Tag Archives: Indonesia 印度尼西亞

In Jakarta, an Indonesian Home-Stay

For the second half of our trip to Java, we stayed with a local household. Matt, a former college classmate of Bayley’s, moved to Indonesia after graduation and now works out of Jakarta. He and his girlfriend Anne hosted us at their house in one of the city’s quieter neighborhoods. After so long in small hotel rooms, having a living room with a couch, and a yard with a pool, made us feel like we’d arrived at Sandals Jakarta. Minus all the fat people. We spent the morning relaxing at the house, enjoying Matt’s company as well as refreshing beverages not available in Hangzhou: fantastic coffee for Mom and “rad-Dad-da-dad,” fresh coconut water for everyone, and pool water for Owen. This was Owen’s first time in a pool, and he lapped it up.

We then headed into the old city center for the afternoon. There we browsed one of the ‘best’ (by our standards) Chinatown markets we’ve seen yet. While the Chinese-ness was pretty weak (no surprise given the history here), diversity of the biological kind was well-represented in the market stalls. Zig-zag lanes were lined with crates and piles of alien-creature fruits and squirming things from the bottom of the sea. One fruit we tried, called sea coconut, was pulled apart to reveal wobbly, edible juice packets that released sweet water when bitten. It was a big hit with these foreigners. Why aren’t these in our grocery stores?

We rounded out the day with a walk through the old town center, where the Dutch-built canals (what else would Dutch overseers build in their colony? okay, other than windmills) all lay stagnant and putrid, and the colonial buildings continue their crumbling. The liveliest place was in front of the old customs house, where every day men take turns whipping each other, literally, in what is surely one of the world’s dumbest street performance acts. After a nice lunch overlooking the action, we drank some more fantastic Java coffee and headed home, contentedly jittery.

Jakarta’s probably a pretty difficult city for most tourists, but our hosts made it a good visit. It’s a big, messy place, and we only scratched the surface, but as a result of what we learned I think I’ll be much more attentive to future developments in this extremely important SE Asian country.

It will also be important as the place where Owen took his first step.



Filed under Foreign-er Travel, The Greater Southeast

In Java, Legends of the Kid in Temple

We’re on Java, Indonesia’s most populated, and completely overwhelmed, island. (Having tested the transportation infrastructure in the endless mess that is Jakarta, as well as in Yogyakarta, I think we have now experienced in reality the sort of nightmare visions that keep nervous Chinese urban planners up at night.) But other than the transportation, our visit in Indonesia has been great.

Yesterday we got around the traffic by going above it, and took a quick flight from Jakarta to Yogyakarta, about halfway across the island.
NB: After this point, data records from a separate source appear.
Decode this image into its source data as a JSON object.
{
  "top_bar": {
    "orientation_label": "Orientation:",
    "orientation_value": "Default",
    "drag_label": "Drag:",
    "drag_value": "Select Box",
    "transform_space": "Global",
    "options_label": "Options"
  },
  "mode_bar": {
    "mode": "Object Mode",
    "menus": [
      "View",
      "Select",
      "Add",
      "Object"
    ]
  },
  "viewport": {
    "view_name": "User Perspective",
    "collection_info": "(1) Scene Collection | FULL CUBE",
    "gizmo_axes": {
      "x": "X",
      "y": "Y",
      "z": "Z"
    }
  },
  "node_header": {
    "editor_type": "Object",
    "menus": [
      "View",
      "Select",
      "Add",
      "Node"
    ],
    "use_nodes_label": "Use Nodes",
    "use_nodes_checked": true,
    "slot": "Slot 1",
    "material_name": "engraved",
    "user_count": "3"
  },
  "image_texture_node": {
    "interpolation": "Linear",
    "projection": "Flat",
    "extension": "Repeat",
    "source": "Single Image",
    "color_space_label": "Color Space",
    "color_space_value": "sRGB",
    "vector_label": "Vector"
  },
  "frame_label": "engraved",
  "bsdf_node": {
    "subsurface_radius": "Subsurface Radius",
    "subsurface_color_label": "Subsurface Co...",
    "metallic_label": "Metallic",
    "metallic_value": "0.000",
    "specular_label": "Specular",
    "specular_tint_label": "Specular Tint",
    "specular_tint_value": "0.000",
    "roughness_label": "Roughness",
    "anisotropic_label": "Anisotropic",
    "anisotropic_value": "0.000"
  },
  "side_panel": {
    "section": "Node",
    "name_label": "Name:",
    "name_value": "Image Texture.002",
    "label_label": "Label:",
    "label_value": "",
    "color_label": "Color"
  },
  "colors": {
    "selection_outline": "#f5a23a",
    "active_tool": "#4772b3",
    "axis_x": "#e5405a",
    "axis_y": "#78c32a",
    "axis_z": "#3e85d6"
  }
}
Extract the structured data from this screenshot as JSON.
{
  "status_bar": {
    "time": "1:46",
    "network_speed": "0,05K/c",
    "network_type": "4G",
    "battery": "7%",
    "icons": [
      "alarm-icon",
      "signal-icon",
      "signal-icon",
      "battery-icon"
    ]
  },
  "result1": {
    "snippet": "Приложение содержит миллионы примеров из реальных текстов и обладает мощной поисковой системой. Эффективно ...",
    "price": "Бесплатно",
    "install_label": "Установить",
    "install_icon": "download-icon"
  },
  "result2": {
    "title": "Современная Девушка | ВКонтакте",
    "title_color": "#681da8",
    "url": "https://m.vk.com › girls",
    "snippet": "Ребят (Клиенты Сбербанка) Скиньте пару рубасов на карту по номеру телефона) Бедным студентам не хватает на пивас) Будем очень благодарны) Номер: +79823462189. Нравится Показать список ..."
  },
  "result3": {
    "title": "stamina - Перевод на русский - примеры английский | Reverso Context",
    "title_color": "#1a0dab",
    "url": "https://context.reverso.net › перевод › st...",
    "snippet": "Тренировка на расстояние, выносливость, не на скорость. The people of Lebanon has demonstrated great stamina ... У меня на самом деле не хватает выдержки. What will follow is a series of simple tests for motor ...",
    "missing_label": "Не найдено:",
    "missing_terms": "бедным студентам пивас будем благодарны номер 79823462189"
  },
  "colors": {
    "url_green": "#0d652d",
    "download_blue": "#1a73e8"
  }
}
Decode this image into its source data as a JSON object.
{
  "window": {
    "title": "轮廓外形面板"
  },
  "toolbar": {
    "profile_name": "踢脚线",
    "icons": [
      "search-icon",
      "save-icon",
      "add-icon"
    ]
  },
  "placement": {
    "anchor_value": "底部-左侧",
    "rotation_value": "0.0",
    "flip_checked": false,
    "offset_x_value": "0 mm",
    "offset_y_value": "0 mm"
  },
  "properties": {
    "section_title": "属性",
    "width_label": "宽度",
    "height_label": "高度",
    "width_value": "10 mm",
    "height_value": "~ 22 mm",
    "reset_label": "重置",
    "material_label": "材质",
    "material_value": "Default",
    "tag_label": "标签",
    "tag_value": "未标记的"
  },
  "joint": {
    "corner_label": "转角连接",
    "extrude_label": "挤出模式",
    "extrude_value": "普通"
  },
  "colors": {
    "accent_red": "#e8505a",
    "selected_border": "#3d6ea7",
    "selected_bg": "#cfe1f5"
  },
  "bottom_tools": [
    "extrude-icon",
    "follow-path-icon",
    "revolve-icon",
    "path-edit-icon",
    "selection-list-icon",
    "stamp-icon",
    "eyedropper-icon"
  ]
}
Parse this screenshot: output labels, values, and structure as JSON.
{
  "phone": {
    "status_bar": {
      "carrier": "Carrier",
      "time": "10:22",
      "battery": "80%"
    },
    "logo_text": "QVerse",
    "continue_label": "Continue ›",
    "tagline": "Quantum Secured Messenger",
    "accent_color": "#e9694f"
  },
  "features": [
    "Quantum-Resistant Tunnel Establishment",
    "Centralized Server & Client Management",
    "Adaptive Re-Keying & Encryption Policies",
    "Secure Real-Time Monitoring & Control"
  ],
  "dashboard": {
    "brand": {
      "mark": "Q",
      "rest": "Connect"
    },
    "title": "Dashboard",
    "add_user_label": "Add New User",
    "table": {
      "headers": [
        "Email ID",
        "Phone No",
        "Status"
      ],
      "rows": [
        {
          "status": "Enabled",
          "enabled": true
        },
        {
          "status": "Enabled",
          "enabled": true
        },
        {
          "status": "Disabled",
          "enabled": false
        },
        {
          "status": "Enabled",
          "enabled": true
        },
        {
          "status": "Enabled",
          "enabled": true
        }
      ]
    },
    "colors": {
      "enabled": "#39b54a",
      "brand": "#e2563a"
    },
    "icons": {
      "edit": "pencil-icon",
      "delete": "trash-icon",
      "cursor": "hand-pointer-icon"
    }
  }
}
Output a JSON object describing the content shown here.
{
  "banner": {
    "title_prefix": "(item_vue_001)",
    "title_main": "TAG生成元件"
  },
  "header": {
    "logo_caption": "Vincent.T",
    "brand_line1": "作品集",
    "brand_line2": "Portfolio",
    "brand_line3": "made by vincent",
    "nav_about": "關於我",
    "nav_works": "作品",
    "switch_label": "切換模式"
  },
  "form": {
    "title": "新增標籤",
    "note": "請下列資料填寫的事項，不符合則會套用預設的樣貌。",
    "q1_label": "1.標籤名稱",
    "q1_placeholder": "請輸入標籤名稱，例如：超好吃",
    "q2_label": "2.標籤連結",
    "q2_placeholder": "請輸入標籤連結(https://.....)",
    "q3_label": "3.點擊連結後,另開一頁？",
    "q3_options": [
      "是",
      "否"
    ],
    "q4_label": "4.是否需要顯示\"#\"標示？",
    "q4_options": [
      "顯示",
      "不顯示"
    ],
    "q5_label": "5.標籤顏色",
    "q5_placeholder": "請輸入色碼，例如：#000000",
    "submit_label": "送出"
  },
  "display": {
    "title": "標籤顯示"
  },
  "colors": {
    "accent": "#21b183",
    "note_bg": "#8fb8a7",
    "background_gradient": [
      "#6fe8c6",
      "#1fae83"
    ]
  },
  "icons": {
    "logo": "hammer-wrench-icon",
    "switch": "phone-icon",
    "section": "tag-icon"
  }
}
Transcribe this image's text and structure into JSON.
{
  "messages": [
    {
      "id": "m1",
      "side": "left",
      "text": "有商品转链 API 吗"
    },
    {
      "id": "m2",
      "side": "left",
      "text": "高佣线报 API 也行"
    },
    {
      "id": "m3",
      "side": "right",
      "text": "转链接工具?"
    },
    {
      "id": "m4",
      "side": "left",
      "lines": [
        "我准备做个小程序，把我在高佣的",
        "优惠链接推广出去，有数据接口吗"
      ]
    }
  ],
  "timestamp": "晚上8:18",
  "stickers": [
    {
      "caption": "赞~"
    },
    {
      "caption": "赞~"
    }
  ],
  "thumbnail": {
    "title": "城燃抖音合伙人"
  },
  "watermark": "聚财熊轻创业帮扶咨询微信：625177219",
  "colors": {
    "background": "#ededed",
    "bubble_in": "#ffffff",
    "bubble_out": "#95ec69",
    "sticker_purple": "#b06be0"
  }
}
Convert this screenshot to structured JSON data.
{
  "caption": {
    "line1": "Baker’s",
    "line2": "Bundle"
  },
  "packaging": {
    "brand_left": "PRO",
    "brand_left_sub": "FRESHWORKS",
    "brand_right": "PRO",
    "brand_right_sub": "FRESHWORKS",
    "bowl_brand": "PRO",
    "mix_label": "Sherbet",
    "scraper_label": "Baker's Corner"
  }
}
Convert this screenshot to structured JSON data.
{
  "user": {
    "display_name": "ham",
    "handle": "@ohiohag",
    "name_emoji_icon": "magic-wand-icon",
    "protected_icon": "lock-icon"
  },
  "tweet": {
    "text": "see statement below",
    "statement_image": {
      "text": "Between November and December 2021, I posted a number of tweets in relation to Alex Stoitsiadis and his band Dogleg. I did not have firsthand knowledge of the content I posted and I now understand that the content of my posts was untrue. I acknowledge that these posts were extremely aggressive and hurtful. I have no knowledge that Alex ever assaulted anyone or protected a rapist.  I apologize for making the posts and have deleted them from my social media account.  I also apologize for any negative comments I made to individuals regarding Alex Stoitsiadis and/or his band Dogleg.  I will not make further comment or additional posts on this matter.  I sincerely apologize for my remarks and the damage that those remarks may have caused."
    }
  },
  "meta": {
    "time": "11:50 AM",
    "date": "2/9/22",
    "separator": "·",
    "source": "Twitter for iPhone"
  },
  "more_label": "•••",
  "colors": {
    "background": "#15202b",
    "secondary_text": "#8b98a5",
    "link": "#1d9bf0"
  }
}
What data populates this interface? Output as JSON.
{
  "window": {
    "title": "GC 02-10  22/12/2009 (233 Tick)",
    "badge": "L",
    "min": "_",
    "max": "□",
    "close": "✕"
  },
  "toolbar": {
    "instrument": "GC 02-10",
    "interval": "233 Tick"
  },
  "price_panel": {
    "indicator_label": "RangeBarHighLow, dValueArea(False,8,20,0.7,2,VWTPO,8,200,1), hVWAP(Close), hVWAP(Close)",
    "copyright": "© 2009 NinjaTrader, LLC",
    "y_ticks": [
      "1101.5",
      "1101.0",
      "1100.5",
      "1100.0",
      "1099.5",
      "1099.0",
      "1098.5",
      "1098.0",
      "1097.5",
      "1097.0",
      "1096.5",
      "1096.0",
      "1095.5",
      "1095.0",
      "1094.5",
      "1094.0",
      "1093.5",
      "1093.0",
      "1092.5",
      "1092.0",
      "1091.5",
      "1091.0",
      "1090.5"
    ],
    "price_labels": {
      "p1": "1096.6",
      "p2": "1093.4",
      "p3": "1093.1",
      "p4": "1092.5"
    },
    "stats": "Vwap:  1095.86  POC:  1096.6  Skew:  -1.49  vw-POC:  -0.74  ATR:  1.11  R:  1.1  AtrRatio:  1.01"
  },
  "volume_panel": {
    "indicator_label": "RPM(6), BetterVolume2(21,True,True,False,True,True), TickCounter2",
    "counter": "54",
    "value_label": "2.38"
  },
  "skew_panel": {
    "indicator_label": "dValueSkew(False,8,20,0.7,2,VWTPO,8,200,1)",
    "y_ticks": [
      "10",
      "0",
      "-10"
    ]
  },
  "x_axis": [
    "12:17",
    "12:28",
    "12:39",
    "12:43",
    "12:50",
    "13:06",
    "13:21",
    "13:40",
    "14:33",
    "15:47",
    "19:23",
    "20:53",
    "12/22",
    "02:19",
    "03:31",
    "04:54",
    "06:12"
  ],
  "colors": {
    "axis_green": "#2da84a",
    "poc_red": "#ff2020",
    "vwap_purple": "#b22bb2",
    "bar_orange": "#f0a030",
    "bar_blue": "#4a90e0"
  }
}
Yogyakarta claims to be the center of Javanese culture, which can perhaps be best described as a form of Islam layered on Buddhism layered on Hinduism, and is proudly still ruled by a sultan, although his powers don’t seem to extend much beyond living in the palace and owning the nearby shopping mall.

We spent a day and a half with Unggul, an English-speaking Javanese Renaissance-man-turned-guide who drove us to the once-hidden, now-famous jungle temples built by long-ago Hindu and Buddhist rulers. Between masterful tales of Javanese folklore, his boyhood in the jungle in Sumatra, and how he knows Obama (lived next door to his Indonesian step-grandfather), we stopped to sample wild cinnamon bark, durian and mangosteen. It was pretty great. We also passed through a Chinese settlement along the way, and the outward contrast with other overseas Chinese communities was stark: in forming this massive assortment of far-flung polities into an ungainly nation, Indonesia’s first couple post-colonial rulers made no room for Chinese identity, and along the rows of Chinese-built shophouses there was not a single hanzi to be found. Of course, comparisons with the Mainland are often complicated, and here we noted the prominence and ornateness of the ancestral graves (see the picture below). In much of the Chinese countryside, local officials discourage or prohibit such customs, since the graves use up valuable dirt space that could otherwise be used to generate more agricultural output. Here, though, the practice appears to continue.

Owen had a blast at the temples. His Chinese upbringing was apparent in his desire to grab onto every really old thing we came across. Since that’s what UNESCO sites in Asia are all about, and with just about every single day of Siddhartha Gautama’s 80-year-long life carved in ancient stone reliefs at Borobudur, he had a lot of fun.

We’re nearing the end. Jakarta again today, with stops in the old Chinese section, and then a late-night flight to Manila, our last stop before home. Travelling outside of China has been interesting and a lot more relaxing, but we miss having the ability to really communicate. Fortunately, that shouldn’t be too much of a problem in the Philippines.


Filed under Foreign-er Travel, The Greater Southeast